Israel bars entry to outspoken U.S. Congresswomen Ilhan Omar and Rashida Tlaib, deputy foreign minister says
Israel’s deputy foreign minister said the government has decided to bar two U.S. Democratic congresswomen who support the Palestinian-led boycott movement from entering the country next week. Tzipi Hotovely told Israel Radio in an interview Thursday that “Israel has decided not to allow” Reps. Rashida Tlaib of Michigan and Ilhan Omar of Minnesota to visit as planned.
“The decision has been made, the decision is not to allow them to enter,” Hotovely told Israel’s Reshet Radio. Hotovely said it is in keeping with a policy of denying entry to those who advocate boycotts of Israel.
The newly elected Muslim members of Congress are outspoken critics of Israel’s treatment of the Palestinians. Tlaib’s family immigrated to the United States from the West Bank. Omar has been accused of anti-Semitism for previous remarks about Israel, but has apologized for her incendiary comments.
Israel has sought to combat the so-called BDS movement, which advocates boycotts, divestment and sanctions against Israeli businesses, universities and cultural institutions. The country passed a law permitting a ban on entry to any activist who “knowingly issues a call for boycotting Israel.”
Last month, Israeli ambassador to the U.S. Ron Dermer said Israel would not deny entry to any member of Congress.
On Thursday morning, President Trump expressed support for banning Tlaib and Omar from Israel on Twitter.
“It would show great weakness if Israel allowed Rep. Omar and Rep.Tlaib to visit,” Mr. Trump wrote. “They hate Israel & all Jewish people, & there is nothing that can be said or done to change their minds. Minnesota and Michigan will have a hard time putting them back in office. They are a disgrace!”
It would show great weakness if Israel allowed Rep. Omar and Rep.Tlaib to visit. They hate Israel & all Jewish people, & there is nothing that can be said or done to change their minds. Minnesota and Michigan will have a hard time putting them back in office. They are a disgrace!
— Donald J. Trump (@realDonaldTrump) August 15, 2019
Israel often hosts delegations of U.S. representatives and senators, who usually meet with senior Israeli officials as well as Palestinian officials in the occupied West Bank.
The decision to ban the congresswomen could further sharpen divisions among U.S. Democrats over Israel ahead of the 2020 elections. Republicans have amplified the views of left-wing Democrats like Tlaib and Omar to present the party as deeply divided and at odds with Israel. Democratic leaders have pushed back, reiterating the party’s strong support for Israel, in part to protect representatives from more conservative districts.

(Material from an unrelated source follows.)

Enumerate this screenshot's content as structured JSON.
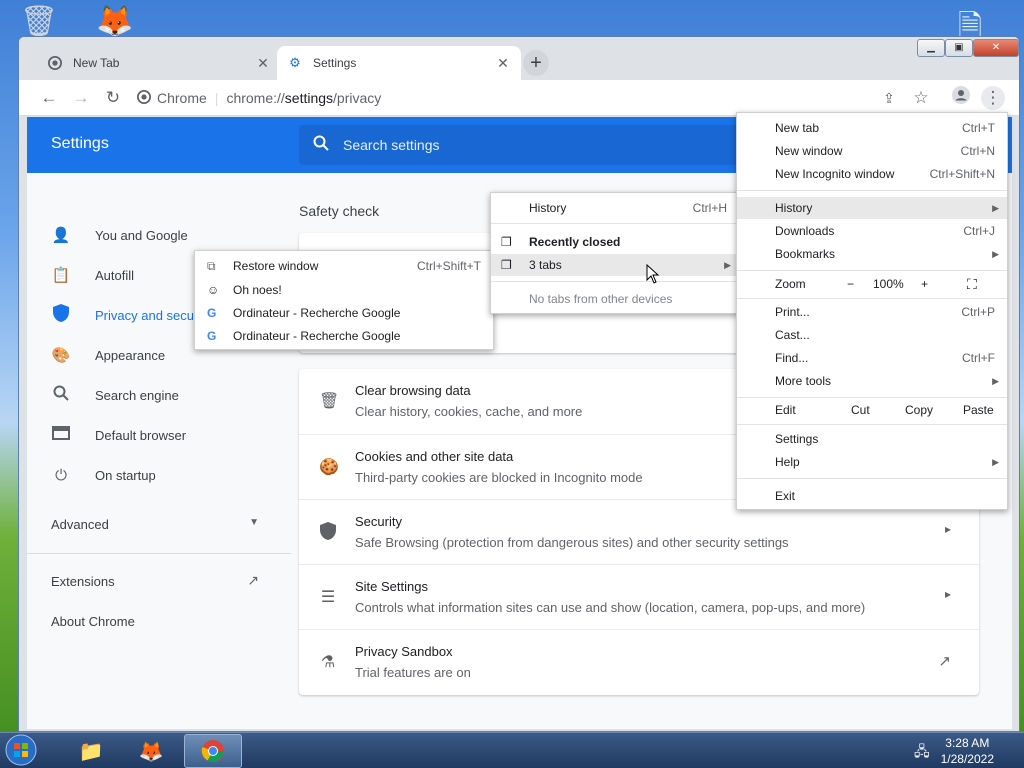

In July, the Democratic-led House of Representatives voted overwhelmingly in favor of a resolution against the BDS movement.
In a speech defending the boycott movement in July, Tlaib called Israel’s treatment of Palestinians “racist.”
“I can’t stand by and watch this attack on our freedom of speech and the right to boycott the racist policies of the government and the state of Israel,” Tlaib said.
Tlaib and Omar have been the target of repeated attacks by President Trump in recent months, including a series of tweets on July 14 in which he said they should “go back” to the “broken” places they came from. Both are U.S. citizens and Tlaib was born in the United States. The two are members of the so-called “Squad” of newly elected left-wing Democrats, along with Reps. Alexandria Ocasio-Cortez of New York and Ayanna Pressley of Massachusetts.
Politicians and former diplomats spoke out against barring the congresswomen from visiting following an unconfirmed earlier report that Israel had resolved to bar Omar and Tlaib from entering the country.
Former U.S. Ambassador to Israel Dan Shapiro wrote on Twitter that any decision to bar their entry “harms Israel’s standing in the U.S., boosts BDS.”
Israeli lawmaker Ayman Odeh, leader of the Joint List of Arab parties, criticized the move, writing that “Israel has always banned Palestinians from their land and separated us from other Palestinians, but this time the Palestinian is a U.S. Congresswoman.”
Arthur Lenk, formerly Israel’s ambassador to South Africa, said barring Omar and Tlaib “would be sinking us deeper into U.S. domestic political quagmire.”